Source material:
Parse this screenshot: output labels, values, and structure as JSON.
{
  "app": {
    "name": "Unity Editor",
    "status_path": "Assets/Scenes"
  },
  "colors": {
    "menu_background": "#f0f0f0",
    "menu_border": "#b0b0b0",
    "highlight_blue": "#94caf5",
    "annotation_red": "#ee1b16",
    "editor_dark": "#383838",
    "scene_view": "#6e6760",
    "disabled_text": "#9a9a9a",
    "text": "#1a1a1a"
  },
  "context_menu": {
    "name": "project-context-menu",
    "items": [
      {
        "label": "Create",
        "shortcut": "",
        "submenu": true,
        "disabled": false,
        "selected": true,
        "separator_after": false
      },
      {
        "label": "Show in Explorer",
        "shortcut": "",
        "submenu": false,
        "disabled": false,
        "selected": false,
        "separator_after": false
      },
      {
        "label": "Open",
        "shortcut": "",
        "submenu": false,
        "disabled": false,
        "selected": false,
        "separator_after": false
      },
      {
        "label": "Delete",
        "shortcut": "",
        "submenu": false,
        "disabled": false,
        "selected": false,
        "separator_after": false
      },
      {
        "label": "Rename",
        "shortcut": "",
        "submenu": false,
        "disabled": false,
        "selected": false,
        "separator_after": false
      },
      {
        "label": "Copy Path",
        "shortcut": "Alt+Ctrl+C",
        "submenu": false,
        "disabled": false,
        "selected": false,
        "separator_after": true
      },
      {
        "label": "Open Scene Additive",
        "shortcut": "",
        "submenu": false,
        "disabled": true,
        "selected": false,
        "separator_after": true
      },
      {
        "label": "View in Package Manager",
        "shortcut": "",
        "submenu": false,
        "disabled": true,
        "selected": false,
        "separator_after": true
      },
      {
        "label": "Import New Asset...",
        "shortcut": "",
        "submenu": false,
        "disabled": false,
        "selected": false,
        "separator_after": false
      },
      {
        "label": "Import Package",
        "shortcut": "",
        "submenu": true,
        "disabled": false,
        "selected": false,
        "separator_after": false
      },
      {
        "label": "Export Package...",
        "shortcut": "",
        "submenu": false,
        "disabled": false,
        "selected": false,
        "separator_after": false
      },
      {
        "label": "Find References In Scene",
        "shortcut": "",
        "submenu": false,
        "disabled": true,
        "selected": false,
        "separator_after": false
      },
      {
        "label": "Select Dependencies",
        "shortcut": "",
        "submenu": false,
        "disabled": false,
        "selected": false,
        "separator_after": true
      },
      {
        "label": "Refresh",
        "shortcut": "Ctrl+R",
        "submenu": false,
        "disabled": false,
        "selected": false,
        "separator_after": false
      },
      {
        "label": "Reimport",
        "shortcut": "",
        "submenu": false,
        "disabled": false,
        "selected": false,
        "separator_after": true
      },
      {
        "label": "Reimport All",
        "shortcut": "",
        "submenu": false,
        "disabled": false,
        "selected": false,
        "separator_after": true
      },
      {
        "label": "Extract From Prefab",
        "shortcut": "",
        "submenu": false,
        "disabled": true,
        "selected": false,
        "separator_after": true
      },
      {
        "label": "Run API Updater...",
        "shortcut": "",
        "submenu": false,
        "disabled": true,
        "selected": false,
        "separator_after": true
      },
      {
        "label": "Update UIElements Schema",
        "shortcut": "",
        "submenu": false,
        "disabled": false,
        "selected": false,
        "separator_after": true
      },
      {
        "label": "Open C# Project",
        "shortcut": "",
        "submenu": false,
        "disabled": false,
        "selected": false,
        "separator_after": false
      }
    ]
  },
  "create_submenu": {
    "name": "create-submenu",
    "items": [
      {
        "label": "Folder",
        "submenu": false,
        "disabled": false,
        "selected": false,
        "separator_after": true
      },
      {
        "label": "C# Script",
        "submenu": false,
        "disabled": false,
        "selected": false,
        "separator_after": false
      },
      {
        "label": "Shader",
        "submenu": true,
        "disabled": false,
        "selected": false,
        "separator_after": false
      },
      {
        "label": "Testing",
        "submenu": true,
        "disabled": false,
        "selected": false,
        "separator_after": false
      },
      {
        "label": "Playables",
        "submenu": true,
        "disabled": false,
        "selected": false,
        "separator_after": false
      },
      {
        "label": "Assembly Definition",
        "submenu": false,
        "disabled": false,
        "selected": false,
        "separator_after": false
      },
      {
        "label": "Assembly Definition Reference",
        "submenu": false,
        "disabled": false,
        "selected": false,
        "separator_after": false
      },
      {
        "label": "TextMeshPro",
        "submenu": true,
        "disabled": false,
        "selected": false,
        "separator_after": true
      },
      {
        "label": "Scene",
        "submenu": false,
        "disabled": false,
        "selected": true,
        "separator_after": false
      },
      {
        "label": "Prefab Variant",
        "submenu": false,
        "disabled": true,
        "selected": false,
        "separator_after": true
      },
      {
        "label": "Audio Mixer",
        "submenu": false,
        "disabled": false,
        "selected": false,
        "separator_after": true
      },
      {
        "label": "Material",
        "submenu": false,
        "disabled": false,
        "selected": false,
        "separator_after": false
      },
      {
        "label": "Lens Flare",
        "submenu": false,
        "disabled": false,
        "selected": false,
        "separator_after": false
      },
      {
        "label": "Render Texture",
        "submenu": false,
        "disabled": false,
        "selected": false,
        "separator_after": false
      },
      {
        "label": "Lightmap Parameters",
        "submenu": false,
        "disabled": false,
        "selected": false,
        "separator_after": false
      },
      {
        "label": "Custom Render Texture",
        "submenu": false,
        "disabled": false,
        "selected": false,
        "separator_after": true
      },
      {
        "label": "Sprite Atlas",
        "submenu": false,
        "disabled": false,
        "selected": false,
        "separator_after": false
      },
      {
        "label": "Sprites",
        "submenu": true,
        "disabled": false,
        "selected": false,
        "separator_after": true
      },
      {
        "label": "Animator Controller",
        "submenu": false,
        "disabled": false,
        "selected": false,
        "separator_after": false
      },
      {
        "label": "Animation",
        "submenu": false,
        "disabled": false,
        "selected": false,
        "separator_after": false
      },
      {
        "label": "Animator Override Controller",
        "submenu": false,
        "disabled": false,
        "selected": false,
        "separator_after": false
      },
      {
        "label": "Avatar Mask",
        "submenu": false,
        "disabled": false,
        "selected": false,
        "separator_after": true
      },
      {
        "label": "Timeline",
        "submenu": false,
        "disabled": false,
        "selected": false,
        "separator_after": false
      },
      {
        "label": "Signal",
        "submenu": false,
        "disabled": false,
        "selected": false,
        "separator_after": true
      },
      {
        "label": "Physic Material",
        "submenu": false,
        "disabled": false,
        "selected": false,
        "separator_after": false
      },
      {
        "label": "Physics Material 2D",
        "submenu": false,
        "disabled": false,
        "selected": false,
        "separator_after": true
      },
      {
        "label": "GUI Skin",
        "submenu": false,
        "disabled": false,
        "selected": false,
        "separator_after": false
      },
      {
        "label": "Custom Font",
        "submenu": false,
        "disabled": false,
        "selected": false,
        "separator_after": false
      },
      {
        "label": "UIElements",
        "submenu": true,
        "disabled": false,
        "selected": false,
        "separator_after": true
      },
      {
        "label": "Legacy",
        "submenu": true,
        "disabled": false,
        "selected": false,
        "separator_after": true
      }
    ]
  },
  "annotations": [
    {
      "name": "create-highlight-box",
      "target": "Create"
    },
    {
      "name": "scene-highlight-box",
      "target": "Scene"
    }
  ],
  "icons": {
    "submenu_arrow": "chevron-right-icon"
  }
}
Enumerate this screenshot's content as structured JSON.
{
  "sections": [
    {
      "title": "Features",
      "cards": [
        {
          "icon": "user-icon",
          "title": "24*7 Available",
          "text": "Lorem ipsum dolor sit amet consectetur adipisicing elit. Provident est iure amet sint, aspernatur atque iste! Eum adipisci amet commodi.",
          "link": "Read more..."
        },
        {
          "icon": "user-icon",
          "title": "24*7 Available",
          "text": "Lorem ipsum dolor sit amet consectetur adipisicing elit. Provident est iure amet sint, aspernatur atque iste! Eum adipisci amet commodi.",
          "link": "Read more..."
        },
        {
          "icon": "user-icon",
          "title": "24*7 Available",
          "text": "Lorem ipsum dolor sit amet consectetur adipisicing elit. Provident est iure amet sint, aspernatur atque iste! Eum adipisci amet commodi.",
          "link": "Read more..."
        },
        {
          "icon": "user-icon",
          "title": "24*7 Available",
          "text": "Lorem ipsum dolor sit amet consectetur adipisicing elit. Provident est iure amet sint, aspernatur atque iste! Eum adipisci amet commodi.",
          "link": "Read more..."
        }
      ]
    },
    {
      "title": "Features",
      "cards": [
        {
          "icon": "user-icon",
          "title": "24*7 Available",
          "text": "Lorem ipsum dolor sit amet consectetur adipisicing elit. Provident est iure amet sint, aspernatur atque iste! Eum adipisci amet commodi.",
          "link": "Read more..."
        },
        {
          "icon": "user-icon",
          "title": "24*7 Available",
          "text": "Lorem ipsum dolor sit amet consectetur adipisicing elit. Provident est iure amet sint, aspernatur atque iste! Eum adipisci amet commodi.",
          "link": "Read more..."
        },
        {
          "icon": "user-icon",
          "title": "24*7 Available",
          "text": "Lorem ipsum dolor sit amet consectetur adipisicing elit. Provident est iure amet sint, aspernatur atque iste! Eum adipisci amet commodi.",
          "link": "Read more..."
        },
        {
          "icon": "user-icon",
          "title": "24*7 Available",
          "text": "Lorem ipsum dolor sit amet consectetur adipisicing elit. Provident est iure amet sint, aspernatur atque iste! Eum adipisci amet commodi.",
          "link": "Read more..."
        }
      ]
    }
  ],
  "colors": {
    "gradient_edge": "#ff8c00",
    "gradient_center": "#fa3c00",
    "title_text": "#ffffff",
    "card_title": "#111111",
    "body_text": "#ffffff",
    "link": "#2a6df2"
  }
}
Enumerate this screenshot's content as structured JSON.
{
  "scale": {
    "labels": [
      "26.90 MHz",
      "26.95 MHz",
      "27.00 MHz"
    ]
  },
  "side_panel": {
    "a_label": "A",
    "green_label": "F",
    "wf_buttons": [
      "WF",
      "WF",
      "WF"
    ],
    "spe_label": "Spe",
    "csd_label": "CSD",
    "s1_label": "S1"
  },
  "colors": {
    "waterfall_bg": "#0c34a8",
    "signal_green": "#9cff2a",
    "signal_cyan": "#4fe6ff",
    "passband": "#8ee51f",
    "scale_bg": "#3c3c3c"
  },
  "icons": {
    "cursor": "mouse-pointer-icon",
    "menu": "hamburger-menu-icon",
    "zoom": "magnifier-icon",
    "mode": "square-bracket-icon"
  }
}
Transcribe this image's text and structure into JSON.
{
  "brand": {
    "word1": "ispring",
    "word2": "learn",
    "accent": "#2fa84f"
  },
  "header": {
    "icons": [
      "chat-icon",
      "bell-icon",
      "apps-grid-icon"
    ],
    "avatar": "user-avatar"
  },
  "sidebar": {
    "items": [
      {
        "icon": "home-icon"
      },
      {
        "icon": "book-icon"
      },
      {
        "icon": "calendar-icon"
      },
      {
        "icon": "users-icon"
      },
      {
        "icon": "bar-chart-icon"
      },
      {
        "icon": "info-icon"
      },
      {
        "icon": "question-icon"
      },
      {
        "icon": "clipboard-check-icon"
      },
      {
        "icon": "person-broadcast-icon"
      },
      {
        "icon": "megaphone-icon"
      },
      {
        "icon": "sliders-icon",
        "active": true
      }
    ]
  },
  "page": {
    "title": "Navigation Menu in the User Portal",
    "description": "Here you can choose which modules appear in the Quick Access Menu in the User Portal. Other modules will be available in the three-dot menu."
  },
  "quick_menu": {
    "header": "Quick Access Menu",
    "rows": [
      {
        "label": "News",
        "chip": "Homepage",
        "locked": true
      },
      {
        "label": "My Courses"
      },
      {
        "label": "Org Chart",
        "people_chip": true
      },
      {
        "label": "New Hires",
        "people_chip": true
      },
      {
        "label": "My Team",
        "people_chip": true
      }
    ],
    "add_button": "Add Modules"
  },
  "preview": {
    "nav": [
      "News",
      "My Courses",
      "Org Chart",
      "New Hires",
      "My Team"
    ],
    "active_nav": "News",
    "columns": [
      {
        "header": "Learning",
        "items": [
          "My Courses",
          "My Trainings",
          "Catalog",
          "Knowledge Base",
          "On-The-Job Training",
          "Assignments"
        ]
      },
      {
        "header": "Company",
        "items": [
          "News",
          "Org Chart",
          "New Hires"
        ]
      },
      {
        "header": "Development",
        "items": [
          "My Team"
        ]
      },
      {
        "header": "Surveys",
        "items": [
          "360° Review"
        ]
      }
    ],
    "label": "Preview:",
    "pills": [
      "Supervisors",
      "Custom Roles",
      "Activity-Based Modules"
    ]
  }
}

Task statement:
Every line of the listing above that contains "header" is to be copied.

Result of the exercise:
  "header": {
    "header": "Quick Access Menu",
        "header": "Learning",
        "header": "Company",
        "header": "Development",
        "header": "Surveys",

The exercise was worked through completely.